_TASK OBJECTIVE_.
Every line below that holds "Windows" must be copied.

_PROVIDED DATA_.
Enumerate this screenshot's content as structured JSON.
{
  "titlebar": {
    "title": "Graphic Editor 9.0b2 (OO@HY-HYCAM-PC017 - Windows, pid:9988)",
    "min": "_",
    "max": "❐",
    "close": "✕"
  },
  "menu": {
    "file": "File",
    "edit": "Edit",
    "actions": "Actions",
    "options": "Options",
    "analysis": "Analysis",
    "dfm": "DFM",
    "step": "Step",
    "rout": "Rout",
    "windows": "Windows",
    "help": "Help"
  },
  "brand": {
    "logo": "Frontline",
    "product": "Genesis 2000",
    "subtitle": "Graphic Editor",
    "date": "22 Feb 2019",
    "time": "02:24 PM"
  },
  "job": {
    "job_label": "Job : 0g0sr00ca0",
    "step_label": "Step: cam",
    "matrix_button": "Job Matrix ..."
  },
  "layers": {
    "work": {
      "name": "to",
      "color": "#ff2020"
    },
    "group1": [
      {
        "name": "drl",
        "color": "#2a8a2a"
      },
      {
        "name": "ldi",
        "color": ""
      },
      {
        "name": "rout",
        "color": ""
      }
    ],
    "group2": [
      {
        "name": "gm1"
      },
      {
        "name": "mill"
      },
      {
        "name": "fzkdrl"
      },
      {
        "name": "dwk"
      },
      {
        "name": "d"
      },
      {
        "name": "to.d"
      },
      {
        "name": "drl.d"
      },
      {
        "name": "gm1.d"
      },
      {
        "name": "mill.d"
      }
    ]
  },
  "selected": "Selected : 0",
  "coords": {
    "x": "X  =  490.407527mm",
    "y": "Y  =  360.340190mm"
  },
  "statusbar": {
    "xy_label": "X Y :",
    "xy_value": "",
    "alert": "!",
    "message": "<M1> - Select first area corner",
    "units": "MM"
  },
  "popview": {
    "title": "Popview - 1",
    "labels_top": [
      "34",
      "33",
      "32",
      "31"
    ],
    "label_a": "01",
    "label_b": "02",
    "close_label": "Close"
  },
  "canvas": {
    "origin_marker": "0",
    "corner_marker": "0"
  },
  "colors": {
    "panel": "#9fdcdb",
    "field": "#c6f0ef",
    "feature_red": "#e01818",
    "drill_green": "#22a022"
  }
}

_REPLY TO THE TASK_.
    "title": "Graphic Editor 9.0b2 (OO@HY-HYCAM-PC017 - Windows, pid:9988)",
    "windows": "Windows",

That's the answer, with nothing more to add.